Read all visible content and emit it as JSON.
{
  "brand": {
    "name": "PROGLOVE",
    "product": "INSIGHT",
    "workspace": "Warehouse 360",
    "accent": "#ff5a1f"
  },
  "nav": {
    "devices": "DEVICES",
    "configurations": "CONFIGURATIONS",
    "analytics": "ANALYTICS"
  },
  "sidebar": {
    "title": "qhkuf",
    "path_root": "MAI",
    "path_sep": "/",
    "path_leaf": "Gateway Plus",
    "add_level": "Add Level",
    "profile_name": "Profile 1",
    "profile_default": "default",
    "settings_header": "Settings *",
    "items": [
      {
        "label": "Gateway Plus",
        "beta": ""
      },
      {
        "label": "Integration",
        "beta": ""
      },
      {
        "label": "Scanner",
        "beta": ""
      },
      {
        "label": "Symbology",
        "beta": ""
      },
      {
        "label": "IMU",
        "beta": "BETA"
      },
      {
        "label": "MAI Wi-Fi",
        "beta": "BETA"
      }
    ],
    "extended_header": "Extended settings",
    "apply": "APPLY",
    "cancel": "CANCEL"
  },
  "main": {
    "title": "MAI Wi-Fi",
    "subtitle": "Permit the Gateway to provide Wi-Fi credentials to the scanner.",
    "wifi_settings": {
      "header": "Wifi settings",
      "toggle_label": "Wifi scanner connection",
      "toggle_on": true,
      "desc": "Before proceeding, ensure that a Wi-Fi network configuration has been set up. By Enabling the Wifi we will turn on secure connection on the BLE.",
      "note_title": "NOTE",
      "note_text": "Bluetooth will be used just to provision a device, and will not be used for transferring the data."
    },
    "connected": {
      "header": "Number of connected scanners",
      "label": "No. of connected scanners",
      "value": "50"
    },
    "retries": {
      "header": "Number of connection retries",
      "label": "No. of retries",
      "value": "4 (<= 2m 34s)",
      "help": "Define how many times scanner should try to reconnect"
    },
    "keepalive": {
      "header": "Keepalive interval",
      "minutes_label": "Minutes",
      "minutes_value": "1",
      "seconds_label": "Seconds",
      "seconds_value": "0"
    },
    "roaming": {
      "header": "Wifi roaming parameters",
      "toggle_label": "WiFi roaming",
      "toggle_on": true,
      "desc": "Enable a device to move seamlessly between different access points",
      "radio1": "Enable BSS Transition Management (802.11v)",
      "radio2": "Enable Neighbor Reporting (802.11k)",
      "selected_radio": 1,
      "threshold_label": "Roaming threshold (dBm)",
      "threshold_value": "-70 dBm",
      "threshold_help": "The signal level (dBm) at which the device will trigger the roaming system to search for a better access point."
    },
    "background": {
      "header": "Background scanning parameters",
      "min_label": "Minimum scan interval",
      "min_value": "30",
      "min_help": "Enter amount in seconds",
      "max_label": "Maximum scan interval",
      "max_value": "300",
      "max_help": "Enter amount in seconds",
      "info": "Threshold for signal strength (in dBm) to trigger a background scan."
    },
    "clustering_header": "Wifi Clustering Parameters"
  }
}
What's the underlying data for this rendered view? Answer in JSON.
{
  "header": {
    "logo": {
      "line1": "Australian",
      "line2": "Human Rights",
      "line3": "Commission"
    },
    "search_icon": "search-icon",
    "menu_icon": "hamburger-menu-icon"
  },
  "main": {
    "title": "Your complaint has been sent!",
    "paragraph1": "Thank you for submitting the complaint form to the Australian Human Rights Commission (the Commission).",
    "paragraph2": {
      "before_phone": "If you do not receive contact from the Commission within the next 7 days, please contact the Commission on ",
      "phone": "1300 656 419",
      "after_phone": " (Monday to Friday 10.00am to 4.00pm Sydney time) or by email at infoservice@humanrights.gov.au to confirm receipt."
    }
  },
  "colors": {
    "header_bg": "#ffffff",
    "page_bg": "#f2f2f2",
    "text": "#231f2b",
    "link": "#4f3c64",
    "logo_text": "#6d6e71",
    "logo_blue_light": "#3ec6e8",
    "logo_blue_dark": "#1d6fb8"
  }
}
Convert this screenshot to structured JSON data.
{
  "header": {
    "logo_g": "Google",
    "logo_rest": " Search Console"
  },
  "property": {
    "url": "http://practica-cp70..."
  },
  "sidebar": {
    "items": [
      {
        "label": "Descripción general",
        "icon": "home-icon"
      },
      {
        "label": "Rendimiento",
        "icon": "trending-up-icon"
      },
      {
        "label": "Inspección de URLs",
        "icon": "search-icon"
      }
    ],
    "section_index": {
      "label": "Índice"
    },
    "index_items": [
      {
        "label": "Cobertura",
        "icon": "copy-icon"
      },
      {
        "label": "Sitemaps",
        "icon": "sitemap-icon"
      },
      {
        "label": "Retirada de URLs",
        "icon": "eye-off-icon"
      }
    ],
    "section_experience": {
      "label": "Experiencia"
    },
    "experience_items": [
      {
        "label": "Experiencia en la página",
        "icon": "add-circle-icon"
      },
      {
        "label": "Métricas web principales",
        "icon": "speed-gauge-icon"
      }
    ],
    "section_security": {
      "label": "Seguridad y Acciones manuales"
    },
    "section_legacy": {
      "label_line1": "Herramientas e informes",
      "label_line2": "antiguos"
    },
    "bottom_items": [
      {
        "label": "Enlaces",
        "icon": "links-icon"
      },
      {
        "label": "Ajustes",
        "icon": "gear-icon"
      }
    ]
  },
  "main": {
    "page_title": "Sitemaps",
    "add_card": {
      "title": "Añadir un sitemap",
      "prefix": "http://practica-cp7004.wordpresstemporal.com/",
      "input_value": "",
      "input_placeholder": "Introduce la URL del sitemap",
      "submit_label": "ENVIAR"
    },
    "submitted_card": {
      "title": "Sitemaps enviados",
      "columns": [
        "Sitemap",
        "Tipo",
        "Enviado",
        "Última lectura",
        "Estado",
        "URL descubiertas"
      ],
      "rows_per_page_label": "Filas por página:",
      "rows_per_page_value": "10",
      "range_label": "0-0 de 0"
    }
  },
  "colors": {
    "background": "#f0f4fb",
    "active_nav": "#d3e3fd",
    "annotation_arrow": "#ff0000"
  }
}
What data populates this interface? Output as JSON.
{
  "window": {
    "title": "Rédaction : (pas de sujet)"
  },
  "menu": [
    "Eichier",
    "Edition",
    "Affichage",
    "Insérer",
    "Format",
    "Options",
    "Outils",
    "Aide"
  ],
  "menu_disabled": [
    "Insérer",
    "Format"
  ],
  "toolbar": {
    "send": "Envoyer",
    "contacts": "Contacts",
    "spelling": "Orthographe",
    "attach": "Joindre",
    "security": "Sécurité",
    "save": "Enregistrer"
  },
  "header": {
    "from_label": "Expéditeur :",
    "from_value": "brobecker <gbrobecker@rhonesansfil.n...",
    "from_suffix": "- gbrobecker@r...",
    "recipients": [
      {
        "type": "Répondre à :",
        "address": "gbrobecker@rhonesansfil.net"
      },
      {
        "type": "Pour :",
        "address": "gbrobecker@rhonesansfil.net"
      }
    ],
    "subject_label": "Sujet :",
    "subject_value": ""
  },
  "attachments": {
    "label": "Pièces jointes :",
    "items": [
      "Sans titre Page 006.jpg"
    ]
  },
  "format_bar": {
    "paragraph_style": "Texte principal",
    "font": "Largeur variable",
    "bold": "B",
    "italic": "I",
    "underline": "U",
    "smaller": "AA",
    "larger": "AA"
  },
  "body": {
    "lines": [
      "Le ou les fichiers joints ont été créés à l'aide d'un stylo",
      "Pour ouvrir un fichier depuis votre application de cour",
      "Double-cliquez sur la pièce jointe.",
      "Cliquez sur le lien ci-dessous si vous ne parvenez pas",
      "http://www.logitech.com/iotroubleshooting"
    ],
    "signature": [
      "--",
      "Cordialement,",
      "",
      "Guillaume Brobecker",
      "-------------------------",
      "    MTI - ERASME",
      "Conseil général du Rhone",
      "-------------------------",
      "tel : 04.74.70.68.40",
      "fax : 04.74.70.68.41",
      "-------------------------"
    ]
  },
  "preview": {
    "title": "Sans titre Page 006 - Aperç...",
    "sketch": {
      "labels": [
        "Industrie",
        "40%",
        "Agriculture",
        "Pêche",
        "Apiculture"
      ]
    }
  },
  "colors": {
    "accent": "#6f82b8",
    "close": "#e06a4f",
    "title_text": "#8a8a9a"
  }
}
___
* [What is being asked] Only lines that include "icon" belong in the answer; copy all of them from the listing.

* [Exercise result]
    "search_icon": "search-icon",
    "menu_icon": "hamburger-menu-icon"
        "icon": "home-icon"
        "icon": "trending-up-icon"
        "icon": "search-icon"
        "icon": "copy-icon"
        "icon": "sitemap-icon"
        "icon": "eye-off-icon"
        "icon": "add-circle-icon"
        "icon": "speed-gauge-icon"
        "icon": "links-icon"
        "icon": "gear-icon"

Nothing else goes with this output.